“The Summer Country” by Lauren Willig refers to the island of Barbados, where it is summer all year long. The story is about three women, and from the beginning it alternates between 1812 and 1854. The story begins in 1854, when Emily Dawson and her cousin Adam travel to Barbados for different reasons. Adam is representing the family business now that his grandfather, Jonathan Fenty, has died, while Emily is traveling to visit Peverills, the sugar cane plantation that her grandfather left her in his will.
Emily and her companions first dine with Mr. Turner, a successful business acquaintance of her late grandfather. They are surprised when they realize he is dark-skinned, and his nephew is a doctor and surgeon educated in London and Edinburgh. Emily is mystified to find out that Peverills is a blackened ruin, completely destroyed by fire during a slave revolt, with fields left fallow since that time. Her brother and his wife Laura, who was Emily’s best friend, and Emily are invited to Beckles, the plantation that borders Peverills.
The story in 1812 begins with another visitor to Barbados from England, this one Charles Davenant, who was born on the island but sent to England for his education. His father has died, and as the eldest, he has returned, albeit unwillingly, to take over the plantation. His younger brother, Robert, is a dissolute young man who resents Charles’ return and his taking control of the plantation.
The stories alternate as Willig carefully weaves a plot much like a spider web, in which all the characters are connected, but the connections may not be obvious, and all is not revealed until the very end. The alternating narrative is executed flawlessly. Not only does Willig provide the place and month and year of each chapter, she seamlessly has the chapters flow together, even though they take place forty years apart.
For example, one chapter ends with, “I’ve been banging on his door for weeks now.” The next chapter, decades in the past, begins, “The banging on the door grew louder.” Willig manages to do this throughout the book, and while at first it’s disconcerting because of flowing language that would seem to keep the same story in the same time period continuing, the reader then realizes that the time and characters have changed. This technique, however, serves to emphasize that Willig is saying that the past and the present often overlap, and what happens in the past can be very pertinent and relevant to our present.
The other main characters are Mary Anne Beckles, the heir to the Beckles plantation, who is bedeviled by an evil uncle, and has a love/hate relationship with her slave and only friend, Jenny. Mary Anne is the only character who appears in both narratives as the story of the Davenant family and the Beckles family and those around them unfolds.

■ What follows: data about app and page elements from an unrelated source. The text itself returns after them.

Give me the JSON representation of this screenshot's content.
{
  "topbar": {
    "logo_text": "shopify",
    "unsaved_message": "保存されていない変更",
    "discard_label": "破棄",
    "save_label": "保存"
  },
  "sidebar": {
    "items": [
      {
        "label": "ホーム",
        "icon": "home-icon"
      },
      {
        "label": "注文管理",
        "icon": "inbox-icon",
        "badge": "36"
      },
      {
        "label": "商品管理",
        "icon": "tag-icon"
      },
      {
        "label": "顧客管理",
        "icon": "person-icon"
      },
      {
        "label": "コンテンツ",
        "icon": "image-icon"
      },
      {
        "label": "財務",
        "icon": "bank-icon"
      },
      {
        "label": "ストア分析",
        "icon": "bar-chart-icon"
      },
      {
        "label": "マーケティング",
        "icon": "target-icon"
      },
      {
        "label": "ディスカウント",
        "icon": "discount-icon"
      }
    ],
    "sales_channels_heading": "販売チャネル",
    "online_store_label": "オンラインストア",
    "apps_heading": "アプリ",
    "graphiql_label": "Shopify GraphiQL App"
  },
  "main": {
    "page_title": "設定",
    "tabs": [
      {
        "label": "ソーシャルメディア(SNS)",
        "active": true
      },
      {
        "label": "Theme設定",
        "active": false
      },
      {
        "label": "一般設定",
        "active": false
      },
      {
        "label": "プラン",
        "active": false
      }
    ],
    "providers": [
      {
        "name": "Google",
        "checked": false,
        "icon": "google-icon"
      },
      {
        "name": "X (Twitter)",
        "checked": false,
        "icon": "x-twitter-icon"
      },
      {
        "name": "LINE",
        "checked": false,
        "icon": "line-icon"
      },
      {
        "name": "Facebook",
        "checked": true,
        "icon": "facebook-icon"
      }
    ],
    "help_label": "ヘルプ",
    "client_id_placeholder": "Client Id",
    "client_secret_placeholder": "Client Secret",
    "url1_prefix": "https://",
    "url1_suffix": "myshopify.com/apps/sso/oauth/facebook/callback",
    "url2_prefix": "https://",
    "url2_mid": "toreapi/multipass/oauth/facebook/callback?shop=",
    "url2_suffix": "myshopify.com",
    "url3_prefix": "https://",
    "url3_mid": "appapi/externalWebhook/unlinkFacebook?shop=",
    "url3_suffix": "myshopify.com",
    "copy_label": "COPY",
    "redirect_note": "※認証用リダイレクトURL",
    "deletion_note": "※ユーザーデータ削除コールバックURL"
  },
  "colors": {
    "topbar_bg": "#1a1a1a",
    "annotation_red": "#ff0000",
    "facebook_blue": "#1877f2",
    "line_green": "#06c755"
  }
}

The research is thorough, and we learn about the history of the island and its demanding sugar cane crop. We learn about primitive medical care at that time and how, although slavery was abolished in England, the institution continued in the British holdings like Barbados. The distinctions between classes and races becomes an important part of the story as Emily tries to learn about the history of her family, her mother in particular. There is an incongruity in the dates of her grandfather’s marriage and the birth of her mother that she feels compelled to figure out.
In both time periods, marriages are considered and pushed by those who would join the two plantations. We are presented with the question as to whether a slave can ever truly agree to a relationship with a white person since he or she is not free. Do you need to be free to give consent? Then there are issues of race and those who can pass for white although they are not.
The characters are drawn with much attention to both physical traits and character, and readers feel the plight of some who are in terrible situations. As the novel progresses and the different stories become clearer and clearer, the reader will find it more and more difficult to put the book down. How does it end? What does Emily find out? Who really died in the fire at Peverills?
Fans of historical fiction will really enjoy this look into life in the islands during Victorian times. There’s romance and mystery as well, making “The Summer Country” a book that will appeal to a wide range of readers. It’s a hefty novel at almost 450 pages, but the characters and the events are all necessary to make this fascinating story complete.
Please note: This review is based on the final, hardcover book provided by William Morrow, the publisher, for review purposes.